EXERCISE MATERIALS ::
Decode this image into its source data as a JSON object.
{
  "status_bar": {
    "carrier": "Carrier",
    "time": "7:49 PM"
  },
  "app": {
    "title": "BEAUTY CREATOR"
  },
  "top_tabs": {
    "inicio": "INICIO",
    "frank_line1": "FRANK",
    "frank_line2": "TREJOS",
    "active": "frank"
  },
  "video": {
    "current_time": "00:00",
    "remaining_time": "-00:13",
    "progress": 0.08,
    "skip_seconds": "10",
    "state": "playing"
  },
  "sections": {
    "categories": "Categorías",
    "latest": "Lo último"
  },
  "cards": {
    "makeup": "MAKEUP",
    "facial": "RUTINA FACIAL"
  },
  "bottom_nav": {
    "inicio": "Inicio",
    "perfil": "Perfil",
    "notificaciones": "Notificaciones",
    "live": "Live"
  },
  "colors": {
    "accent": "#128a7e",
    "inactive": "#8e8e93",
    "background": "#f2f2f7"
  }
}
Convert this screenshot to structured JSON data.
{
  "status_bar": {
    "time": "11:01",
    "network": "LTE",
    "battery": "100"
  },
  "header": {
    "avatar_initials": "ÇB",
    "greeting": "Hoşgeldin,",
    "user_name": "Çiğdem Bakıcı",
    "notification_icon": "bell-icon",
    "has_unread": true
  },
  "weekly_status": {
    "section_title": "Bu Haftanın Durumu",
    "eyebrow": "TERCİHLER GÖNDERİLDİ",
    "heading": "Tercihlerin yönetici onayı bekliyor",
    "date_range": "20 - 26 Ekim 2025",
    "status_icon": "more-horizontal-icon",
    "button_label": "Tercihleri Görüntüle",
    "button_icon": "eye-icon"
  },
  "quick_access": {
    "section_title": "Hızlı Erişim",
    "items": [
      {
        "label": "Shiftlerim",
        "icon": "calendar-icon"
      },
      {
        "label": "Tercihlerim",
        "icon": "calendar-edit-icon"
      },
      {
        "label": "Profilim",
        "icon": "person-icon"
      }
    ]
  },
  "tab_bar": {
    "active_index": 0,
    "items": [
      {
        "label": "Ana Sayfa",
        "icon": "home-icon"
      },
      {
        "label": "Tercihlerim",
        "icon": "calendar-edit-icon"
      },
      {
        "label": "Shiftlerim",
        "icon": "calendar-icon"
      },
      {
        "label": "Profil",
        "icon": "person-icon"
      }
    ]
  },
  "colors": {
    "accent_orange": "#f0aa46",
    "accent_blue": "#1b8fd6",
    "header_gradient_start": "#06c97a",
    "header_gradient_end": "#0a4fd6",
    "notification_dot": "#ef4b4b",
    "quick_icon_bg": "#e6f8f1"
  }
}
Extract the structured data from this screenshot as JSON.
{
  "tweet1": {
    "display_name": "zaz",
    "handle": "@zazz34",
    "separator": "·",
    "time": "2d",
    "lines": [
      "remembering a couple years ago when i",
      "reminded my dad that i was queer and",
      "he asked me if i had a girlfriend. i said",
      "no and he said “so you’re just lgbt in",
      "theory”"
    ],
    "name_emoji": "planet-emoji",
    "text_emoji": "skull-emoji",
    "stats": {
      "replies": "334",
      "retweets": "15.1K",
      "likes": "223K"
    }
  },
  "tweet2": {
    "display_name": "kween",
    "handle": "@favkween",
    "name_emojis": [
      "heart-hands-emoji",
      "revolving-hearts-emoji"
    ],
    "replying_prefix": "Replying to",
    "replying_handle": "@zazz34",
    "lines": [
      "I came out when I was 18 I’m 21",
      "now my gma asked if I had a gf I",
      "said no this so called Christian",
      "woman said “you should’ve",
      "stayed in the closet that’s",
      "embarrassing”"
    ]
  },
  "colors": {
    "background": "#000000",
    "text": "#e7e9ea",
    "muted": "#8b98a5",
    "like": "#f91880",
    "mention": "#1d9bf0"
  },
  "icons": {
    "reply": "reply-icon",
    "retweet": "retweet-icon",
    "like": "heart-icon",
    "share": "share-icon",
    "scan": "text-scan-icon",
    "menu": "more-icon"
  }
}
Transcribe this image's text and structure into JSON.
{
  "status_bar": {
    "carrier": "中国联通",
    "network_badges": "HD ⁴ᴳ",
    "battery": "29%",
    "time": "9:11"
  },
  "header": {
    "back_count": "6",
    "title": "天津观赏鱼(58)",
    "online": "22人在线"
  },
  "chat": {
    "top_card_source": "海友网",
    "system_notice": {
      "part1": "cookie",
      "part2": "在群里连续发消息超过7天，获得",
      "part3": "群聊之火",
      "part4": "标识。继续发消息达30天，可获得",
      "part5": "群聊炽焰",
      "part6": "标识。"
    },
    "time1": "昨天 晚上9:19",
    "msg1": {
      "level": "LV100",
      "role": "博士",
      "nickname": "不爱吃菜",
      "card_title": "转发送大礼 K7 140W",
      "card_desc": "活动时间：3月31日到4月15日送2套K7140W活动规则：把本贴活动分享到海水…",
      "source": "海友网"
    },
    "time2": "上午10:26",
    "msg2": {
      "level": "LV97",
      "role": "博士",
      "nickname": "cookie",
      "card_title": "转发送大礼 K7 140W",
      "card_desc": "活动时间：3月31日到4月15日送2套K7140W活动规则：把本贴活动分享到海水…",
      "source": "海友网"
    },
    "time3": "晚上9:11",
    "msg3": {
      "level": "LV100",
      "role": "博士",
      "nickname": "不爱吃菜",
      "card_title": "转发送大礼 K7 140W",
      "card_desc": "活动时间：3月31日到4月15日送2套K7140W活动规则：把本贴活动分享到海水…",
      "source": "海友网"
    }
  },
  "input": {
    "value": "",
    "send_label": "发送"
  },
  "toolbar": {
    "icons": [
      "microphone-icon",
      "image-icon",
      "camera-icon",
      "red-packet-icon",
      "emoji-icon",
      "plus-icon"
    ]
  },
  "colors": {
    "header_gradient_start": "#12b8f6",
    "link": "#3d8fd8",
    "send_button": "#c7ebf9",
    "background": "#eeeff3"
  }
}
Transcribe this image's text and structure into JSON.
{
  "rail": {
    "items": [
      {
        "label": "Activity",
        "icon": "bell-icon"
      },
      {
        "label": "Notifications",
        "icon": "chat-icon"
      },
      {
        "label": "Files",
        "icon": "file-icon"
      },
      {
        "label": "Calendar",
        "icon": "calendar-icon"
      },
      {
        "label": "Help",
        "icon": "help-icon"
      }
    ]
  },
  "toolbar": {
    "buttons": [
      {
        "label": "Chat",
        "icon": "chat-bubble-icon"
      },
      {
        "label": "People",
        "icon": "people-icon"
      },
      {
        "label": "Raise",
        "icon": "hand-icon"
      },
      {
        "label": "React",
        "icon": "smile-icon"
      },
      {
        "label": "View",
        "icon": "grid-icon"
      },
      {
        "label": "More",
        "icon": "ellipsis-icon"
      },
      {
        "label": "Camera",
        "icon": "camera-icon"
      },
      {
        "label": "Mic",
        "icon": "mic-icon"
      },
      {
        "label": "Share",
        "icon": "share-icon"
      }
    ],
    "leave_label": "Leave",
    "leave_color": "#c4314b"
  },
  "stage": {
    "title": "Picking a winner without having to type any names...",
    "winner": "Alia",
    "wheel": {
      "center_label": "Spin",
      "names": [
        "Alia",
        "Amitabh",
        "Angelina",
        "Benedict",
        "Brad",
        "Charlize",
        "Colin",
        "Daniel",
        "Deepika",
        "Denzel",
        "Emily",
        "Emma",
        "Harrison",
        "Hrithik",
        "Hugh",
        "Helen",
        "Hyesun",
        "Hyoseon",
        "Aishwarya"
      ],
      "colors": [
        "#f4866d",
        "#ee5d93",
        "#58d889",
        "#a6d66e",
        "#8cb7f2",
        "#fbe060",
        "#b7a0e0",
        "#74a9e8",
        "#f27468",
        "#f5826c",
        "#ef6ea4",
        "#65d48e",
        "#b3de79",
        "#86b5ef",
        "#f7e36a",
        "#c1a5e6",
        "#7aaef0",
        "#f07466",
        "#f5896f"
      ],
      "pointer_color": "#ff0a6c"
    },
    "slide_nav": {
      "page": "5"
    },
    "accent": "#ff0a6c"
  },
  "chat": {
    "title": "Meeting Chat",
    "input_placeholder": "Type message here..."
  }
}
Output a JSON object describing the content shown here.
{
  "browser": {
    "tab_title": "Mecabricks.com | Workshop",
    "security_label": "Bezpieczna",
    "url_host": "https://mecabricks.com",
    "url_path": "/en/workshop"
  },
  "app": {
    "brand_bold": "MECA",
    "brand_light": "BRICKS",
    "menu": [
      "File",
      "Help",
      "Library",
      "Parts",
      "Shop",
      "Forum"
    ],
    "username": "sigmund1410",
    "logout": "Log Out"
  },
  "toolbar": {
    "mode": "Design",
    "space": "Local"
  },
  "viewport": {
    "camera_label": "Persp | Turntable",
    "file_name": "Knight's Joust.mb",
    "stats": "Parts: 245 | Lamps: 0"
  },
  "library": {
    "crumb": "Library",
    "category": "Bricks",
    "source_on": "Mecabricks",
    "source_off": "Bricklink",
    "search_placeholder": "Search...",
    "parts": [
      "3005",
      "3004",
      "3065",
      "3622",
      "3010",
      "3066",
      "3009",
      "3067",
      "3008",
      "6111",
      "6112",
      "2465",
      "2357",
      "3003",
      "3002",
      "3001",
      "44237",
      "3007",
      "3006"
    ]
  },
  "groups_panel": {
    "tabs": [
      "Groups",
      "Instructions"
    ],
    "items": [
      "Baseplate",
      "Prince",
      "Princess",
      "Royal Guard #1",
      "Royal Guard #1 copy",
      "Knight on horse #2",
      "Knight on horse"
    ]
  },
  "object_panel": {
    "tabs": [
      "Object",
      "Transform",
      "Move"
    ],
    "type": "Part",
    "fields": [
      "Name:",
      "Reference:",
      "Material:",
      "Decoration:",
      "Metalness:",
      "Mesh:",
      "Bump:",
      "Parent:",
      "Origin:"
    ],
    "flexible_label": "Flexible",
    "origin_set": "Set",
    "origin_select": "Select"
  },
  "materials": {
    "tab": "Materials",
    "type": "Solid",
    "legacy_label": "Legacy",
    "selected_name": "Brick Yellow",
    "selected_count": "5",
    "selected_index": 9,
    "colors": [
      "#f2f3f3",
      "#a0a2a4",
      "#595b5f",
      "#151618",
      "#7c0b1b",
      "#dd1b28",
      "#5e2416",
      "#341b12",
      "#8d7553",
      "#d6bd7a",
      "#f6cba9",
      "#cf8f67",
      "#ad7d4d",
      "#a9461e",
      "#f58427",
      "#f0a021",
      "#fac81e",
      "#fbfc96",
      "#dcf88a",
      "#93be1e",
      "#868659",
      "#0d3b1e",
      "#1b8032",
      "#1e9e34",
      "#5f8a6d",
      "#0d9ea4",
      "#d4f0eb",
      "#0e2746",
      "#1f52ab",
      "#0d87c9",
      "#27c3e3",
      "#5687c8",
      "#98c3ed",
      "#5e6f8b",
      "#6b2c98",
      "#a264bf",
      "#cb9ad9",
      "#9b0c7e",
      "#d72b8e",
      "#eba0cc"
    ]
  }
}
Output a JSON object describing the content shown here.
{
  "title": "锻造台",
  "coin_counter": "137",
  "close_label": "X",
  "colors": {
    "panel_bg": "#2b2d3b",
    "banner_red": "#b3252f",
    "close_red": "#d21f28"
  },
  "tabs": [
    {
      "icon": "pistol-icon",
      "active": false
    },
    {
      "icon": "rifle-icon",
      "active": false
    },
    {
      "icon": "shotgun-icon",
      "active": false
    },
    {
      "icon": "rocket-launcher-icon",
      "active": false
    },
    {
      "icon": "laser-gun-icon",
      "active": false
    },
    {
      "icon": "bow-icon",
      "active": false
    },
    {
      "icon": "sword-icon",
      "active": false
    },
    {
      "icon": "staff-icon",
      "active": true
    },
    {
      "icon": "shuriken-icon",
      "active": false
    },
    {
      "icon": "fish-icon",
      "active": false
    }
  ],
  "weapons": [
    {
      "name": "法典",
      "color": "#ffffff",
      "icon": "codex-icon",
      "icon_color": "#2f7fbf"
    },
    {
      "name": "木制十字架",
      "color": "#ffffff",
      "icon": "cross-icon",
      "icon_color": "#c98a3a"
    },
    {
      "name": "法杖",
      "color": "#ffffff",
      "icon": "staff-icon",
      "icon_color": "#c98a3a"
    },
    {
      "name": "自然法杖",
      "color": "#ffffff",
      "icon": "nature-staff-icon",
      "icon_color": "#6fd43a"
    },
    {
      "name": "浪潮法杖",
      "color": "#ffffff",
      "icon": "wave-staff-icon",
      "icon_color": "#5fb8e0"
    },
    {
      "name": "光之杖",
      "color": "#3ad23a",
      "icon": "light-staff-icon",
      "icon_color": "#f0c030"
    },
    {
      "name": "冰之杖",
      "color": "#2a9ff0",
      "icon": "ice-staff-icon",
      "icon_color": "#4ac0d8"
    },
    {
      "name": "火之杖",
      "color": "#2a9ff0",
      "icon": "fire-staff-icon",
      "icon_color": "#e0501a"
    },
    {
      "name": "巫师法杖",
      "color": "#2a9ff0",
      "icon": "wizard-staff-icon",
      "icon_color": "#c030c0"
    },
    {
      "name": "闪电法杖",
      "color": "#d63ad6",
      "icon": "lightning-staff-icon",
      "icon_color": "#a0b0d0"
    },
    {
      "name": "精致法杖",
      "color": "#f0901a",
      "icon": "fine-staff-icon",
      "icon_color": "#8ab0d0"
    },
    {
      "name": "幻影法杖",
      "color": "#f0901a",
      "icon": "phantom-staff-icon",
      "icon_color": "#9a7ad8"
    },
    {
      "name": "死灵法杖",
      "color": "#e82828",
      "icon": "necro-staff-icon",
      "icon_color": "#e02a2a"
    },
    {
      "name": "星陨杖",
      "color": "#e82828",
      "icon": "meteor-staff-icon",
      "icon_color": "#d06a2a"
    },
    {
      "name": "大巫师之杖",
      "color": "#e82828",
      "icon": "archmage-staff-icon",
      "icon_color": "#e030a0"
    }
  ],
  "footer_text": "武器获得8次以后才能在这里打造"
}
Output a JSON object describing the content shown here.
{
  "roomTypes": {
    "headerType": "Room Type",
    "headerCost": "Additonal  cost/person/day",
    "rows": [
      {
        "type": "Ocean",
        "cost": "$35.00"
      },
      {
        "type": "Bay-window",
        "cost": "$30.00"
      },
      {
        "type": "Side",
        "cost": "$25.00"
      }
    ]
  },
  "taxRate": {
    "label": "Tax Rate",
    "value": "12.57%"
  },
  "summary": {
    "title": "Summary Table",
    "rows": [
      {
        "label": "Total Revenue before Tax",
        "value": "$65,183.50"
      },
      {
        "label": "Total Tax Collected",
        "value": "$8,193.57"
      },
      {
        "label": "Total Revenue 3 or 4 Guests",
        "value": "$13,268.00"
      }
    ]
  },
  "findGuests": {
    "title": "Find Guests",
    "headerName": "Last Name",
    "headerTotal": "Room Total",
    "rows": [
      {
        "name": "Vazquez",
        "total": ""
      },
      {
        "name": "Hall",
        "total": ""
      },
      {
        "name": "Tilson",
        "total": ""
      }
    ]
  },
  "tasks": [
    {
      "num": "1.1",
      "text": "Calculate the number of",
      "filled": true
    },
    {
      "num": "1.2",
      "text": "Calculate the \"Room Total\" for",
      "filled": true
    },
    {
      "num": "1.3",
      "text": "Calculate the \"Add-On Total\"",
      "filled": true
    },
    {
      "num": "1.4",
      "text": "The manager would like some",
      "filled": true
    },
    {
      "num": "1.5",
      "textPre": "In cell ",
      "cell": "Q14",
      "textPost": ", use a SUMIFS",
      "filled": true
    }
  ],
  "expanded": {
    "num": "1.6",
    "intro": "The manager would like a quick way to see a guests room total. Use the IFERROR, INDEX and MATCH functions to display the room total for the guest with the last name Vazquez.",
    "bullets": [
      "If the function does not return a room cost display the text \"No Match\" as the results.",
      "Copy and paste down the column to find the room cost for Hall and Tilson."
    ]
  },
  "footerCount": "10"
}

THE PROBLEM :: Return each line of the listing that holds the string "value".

REPLY ::
    "value": "",
    "value": "12.57%"
        "value": "$65,183.50"
        "value": "$8,193.57"
        "value": "$13,268.00"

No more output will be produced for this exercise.